The Land Rover is (now) much the same vehicle but marketed as a more serious 4WD and promoted accordingly. A Land Rover is not necessarily cheaper, a few models (e.g. the LR4 HSE LUX) were more costly than many Range Rovers.
A new Land Rover Discovery Sport hybrid is expected to be available in Australia in late 2019 (or early 2020) and as with its associated products to have a hybrid power train. Full details are not currently available.
Hybrid vehicles and emissions
When comparing overall CO2 emission, of electric versus petrol or diesel cars, the efficiency of charging from fossil-fuel fed power stations must be taken into account. Most convert about 38% of their resultant heat into usable energy. Petrol burned by cars converts only 25%.
Energy is also lost in producing petrol and diesel, conveying electricity from power station to electric outlets, and in charging electric (and hybrid) car batteries.
A 2019 petrol-fuelled car typically emits 345-350 gram of CO2 per km, an electric-only car of the same size emits 150-155 gram of CO2 per km. A Prius Hybrid emits 107 gram of CO2 per km. An electric-only car charged from the Australian grid network thus has about half the emissions of a similar sized petrol fuelled car.
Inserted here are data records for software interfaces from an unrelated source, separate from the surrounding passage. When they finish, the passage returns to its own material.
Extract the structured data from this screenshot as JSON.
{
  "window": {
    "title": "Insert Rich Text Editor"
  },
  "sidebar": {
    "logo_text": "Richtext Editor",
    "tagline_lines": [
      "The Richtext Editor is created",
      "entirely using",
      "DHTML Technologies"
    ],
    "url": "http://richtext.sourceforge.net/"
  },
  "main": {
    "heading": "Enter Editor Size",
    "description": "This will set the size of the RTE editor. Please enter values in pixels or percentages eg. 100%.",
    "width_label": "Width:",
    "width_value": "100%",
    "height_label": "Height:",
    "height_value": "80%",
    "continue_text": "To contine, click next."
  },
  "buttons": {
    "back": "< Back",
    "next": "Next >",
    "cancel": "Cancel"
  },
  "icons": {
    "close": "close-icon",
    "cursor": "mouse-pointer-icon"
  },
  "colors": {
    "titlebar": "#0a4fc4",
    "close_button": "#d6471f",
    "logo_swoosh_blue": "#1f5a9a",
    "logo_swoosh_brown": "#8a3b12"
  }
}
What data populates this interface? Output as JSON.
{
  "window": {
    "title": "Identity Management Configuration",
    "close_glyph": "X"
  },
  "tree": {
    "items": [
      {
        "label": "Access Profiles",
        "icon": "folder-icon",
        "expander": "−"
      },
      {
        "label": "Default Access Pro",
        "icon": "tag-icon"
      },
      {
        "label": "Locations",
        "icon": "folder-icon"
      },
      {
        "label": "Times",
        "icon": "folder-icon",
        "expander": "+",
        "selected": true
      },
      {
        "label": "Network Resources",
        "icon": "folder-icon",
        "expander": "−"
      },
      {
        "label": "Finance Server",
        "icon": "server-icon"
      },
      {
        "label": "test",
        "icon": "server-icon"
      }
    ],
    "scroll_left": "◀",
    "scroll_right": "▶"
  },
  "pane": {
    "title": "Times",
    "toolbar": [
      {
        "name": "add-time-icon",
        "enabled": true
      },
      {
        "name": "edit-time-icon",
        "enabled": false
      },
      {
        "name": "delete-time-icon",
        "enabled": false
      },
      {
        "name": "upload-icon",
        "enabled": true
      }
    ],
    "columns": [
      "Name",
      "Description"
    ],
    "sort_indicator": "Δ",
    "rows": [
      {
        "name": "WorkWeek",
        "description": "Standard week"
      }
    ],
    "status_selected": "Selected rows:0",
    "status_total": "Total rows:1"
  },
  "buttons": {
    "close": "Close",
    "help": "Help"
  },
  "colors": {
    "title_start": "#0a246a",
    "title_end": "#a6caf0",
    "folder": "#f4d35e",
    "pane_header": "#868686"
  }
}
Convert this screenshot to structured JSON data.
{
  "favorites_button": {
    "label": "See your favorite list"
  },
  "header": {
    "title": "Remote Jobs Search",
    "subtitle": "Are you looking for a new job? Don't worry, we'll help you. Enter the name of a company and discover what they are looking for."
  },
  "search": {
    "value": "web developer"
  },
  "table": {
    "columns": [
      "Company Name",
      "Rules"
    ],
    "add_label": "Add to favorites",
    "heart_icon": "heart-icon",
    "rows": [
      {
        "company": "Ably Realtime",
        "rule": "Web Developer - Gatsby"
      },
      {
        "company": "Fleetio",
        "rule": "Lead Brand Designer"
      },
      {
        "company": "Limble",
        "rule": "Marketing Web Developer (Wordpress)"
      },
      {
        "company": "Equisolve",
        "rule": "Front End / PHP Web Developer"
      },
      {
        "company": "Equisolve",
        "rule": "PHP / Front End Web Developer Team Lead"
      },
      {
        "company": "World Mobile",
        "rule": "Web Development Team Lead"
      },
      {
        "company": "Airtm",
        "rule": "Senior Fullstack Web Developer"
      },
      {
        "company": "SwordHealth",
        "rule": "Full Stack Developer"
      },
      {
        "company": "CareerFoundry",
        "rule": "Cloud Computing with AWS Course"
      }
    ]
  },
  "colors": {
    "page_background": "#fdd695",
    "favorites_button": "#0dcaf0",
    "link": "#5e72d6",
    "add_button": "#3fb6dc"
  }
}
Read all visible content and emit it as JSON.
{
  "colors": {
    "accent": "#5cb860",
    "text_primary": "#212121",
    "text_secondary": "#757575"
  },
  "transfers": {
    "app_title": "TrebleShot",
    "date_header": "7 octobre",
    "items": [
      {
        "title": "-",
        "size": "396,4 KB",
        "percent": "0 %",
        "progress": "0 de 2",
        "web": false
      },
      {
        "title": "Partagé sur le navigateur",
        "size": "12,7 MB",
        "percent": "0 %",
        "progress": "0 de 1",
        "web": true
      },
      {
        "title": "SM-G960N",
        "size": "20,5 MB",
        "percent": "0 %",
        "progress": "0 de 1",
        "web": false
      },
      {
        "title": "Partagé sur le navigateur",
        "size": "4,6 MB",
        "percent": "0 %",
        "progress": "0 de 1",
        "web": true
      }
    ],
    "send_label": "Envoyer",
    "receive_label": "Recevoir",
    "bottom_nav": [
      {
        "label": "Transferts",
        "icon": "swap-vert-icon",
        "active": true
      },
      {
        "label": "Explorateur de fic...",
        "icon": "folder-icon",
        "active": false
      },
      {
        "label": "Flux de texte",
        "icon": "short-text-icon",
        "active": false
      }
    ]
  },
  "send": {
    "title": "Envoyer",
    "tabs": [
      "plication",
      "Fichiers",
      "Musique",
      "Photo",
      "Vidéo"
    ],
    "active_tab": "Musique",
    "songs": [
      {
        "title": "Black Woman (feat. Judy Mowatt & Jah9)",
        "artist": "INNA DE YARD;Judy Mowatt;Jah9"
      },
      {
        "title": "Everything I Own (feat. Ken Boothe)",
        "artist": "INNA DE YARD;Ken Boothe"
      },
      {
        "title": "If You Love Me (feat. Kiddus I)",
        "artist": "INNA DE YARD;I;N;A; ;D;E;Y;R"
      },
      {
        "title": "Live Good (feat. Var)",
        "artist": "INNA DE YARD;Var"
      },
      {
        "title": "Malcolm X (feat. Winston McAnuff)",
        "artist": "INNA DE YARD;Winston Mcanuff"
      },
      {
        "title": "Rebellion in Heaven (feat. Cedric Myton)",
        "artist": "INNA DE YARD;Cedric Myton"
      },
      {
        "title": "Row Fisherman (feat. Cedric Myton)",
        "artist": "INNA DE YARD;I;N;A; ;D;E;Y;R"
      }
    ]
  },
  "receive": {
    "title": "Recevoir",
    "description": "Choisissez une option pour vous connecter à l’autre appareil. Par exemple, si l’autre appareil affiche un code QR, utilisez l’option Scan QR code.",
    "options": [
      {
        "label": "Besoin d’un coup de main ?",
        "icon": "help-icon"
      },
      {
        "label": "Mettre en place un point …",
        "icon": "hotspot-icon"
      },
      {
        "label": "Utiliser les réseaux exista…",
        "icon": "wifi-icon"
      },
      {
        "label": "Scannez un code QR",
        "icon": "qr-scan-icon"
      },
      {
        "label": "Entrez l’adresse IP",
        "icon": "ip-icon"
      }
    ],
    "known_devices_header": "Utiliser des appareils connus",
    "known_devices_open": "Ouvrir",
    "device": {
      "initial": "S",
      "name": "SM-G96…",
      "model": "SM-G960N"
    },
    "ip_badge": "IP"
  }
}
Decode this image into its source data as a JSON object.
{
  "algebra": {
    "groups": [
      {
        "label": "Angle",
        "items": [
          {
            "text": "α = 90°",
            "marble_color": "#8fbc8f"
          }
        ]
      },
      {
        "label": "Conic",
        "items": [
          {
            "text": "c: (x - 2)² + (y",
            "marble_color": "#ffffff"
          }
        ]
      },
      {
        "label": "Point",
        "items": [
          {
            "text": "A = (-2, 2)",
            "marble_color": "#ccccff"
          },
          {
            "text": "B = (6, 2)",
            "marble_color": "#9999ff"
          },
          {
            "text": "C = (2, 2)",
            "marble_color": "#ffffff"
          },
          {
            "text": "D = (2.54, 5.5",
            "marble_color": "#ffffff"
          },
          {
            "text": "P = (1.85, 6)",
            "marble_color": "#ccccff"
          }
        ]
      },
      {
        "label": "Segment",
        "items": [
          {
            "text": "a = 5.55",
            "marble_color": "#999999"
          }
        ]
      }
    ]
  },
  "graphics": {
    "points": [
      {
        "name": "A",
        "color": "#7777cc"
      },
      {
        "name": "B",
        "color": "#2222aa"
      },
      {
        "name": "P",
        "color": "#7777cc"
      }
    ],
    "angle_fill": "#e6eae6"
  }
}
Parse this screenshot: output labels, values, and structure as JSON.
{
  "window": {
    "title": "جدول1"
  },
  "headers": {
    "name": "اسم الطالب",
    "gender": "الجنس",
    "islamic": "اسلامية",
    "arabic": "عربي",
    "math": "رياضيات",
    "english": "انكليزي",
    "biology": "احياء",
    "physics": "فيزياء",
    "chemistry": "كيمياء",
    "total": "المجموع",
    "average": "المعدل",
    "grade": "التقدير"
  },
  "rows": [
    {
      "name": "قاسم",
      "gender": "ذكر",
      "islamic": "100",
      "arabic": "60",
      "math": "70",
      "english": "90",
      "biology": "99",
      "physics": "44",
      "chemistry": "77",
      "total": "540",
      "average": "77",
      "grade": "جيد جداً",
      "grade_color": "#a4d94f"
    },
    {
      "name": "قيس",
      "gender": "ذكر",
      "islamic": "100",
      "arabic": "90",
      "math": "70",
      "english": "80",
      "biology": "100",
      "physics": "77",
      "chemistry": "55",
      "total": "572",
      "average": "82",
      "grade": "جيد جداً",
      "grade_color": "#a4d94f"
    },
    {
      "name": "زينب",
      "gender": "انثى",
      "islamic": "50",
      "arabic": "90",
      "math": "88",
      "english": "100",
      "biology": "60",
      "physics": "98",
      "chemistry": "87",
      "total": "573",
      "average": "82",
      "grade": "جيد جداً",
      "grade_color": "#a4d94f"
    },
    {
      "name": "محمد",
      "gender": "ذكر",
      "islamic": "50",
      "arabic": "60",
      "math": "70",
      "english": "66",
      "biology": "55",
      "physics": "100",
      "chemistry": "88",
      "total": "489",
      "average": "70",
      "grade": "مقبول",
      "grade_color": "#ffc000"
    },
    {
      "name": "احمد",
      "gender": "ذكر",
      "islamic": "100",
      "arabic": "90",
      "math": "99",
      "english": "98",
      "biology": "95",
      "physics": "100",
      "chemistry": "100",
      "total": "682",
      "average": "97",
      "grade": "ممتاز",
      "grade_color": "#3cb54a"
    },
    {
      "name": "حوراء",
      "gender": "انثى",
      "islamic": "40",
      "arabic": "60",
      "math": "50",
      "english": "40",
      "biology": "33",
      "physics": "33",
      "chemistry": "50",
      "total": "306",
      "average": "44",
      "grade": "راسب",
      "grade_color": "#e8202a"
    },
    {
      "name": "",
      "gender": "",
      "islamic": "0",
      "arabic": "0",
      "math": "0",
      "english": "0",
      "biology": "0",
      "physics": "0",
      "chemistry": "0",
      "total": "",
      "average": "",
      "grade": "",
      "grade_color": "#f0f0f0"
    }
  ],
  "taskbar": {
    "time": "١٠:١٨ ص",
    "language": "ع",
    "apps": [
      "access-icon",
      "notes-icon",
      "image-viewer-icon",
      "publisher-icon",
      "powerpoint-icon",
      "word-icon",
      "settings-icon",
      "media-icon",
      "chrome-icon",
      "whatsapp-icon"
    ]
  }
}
Hybrids typically emit less than one-third.
Solar-powered electric vehicles
If adequate solar energy is available an all-electric car is by the least polluting.Battery making is seriously polluting – but is common to hybrid and all-electric cars – excepting the latter have larger capacity batteries. See also Solar Charging Your Electric Car at Home.
No electric car seems likely to be made in Australia. An initially promising all-terrain electric car (the Tomcat) was designed and built in 2012. The first 100 sold out almost immediately, but high manufacturing costs (and investor concerns) resulted in the company entering voluntary administration in February 2018.
The all-terrain electric Tomcat – sadly no more. Pic: Tomcat